Start of Study material

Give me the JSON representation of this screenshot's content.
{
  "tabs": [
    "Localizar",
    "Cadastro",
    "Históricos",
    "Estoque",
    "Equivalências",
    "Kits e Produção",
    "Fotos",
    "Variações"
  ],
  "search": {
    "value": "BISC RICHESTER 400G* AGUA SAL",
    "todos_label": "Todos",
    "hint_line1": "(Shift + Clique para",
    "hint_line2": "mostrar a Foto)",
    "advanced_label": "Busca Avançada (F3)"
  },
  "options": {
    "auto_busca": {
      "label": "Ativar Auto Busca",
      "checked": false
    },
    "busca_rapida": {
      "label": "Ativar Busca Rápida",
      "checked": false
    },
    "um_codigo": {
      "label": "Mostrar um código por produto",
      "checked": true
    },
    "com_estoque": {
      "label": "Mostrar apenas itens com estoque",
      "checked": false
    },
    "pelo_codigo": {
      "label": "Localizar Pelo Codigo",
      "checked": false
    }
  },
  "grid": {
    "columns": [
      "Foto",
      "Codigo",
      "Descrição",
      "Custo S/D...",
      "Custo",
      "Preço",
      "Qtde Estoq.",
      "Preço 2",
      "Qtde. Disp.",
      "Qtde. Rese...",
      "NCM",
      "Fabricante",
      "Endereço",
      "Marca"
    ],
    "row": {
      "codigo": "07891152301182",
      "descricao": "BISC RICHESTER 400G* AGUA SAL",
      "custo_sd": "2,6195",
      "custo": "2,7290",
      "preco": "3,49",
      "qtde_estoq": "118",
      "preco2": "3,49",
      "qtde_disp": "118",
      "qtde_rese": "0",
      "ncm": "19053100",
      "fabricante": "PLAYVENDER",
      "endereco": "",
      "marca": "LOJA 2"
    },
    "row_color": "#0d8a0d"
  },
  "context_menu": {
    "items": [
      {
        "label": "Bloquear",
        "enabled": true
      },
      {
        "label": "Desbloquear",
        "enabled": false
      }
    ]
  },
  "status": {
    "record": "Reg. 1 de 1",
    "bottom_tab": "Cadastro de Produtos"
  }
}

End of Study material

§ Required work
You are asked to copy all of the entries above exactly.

§ Task answer
Give me the JSON representation of this screenshot's content.
{
  "tabs": [
    "Localizar",
    "Cadastro",
    "Históricos",
    "Estoque",
    "Equivalências",
    "Kits e Produção",
    "Fotos",
    "Variações"
  ],
  "search": {
    "value": "BISC RICHESTER 400G* AGUA SAL",
    "todos_label": "Todos",
    "hint_line1": "(Shift + Clique para",
    "hint_line2": "mostrar a Foto)",
    "advanced_label": "Busca Avançada (F3)"
  },
  "options": {
    "auto_busca": {
      "label": "Ativar Auto Busca",
      "checked": false
    },
    "busca_rapida": {
      "label": "Ativar Busca Rápida",
      "checked": false
    },
    "um_codigo": {
      "label": "Mostrar um código por produto",
      "checked": true
    },
    "com_estoque": {
      "label": "Mostrar apenas itens com estoque",
      "checked": false
    },
    "pelo_codigo": {
      "label": "Localizar Pelo Codigo",
      "checked": false
    }
  },
  "grid": {
    "columns": [
      "Foto",
      "Codigo",
      "Descrição",
      "Custo S/D...",
      "Custo",
      "Preço",
      "Qtde Estoq.",
      "Preço 2",
      "Qtde. Disp.",
      "Qtde. Rese...",
      "NCM",
      "Fabricante",
      "Endereço",
      "Marca"
    ],
    "row": {
      "codigo": "07891152301182",
      "descricao": "BISC RICHESTER 400G* AGUA SAL",
      "custo_sd": "2,6195",
      "custo": "2,7290",
      "preco": "3,49",
      "qtde_estoq": "118",
      "preco2": "3,49",
      "qtde_disp": "118",
      "qtde_rese": "0",
      "ncm": "19053100",
      "fabricante": "PLAYVENDER",
      "endereco": "",
      "marca": "LOJA 2"
    },
    "row_color": "#0d8a0d"
  },
  "context_menu": {
    "items": [
      {
        "label": "Bloquear",
        "enabled": true
      },
      {
        "label": "Desbloquear",
        "enabled": false
      }
    ]
  },
  "status": {
    "record": "Reg. 1 de 1",
    "bottom_tab": "Cadastro de Produtos"
  }
}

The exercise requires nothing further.